This article was published in the Spring 2016 issue of Herbalgram issued by the American Botanical Council. Read the full text online.
The term iboga (sometimes spelled eboga or eboka) refers to a small variety of African plant species in the Apocynaceae family, principally Tabernanthe iboga and T. manii.1 There are at least seven identified species in Gabon alone, although variations are not always botanically distinguished.2,3 These unassuming perennial shrubs are endemic to equatorial West Africa, where they grow in the jungle understory in a region encompassing the borders of Gabon, Cameroon, Angola, and the Republic of the Congo (Congo-Brazzaville).1 Mature plants are typically one to two meters (3.3 to 6.6 feet) in height but can grow up to ten meters (32.8 feet) under certain circumstances, and they produce inedible, oblong orange fruits after their first year.

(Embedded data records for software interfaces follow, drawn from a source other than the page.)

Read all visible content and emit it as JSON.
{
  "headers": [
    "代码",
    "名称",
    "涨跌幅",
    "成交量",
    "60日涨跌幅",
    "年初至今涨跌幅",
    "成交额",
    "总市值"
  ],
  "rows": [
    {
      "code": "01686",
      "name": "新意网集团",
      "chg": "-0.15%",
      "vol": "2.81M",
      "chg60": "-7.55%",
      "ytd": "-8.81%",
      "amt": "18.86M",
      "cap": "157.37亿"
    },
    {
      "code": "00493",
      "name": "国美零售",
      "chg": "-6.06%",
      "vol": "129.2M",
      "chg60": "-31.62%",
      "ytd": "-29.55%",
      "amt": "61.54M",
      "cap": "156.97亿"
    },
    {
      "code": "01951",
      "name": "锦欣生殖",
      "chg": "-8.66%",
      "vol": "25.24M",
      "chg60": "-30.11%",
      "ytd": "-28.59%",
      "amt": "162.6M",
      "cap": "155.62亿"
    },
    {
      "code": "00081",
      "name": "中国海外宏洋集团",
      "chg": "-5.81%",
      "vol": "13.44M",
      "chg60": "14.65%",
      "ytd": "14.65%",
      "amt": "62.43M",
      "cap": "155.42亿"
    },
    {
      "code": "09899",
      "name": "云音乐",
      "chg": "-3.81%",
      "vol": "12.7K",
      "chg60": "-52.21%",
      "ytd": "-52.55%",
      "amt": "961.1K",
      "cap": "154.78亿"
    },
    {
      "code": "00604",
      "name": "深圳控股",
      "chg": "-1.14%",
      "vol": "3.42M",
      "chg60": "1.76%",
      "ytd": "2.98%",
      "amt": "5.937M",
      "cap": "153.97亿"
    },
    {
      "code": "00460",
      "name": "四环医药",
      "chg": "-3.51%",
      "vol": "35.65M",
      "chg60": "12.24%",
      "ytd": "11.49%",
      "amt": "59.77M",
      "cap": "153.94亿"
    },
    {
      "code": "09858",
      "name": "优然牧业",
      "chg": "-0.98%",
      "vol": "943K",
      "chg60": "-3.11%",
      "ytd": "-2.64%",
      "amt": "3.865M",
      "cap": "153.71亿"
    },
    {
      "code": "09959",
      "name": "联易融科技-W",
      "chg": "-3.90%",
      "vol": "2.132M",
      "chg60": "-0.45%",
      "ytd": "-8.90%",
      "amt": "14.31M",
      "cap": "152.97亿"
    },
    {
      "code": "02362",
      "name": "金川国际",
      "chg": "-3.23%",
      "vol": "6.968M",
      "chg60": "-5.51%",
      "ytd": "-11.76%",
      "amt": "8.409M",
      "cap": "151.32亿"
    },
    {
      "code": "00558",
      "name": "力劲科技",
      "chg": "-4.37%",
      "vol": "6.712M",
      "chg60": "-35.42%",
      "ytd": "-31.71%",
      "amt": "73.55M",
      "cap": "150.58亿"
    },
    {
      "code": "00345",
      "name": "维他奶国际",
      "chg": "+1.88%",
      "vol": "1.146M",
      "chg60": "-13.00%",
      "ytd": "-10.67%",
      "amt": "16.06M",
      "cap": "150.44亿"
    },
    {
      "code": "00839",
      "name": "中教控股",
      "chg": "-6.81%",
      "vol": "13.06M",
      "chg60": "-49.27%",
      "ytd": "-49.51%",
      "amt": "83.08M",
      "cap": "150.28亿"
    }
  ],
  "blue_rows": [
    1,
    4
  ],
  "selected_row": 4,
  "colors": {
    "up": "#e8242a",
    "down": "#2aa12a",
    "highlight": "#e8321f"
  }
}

Iboga has been translated as “to care for” or “to heal” in various tribal dialects* of the Congo Basin where it plays an important cultural role, especially in Gabon. There, it has been used for centuries as a medicine and sacrament, particularly in the traditional spiritual discipline of Bwiti.4 The plant’s medicinal alkaloids are concentrated in the inner layer of its extremely bitter bark, which is peeled from the roots of mature plants — at least three to five years of age, although older plants are preferred when available. The harvesting process often involves uprooting the entire shrub, but there are more time-consuming methods of harvesting root bark from living plants that allow the plant to regenerate but stunt further growth.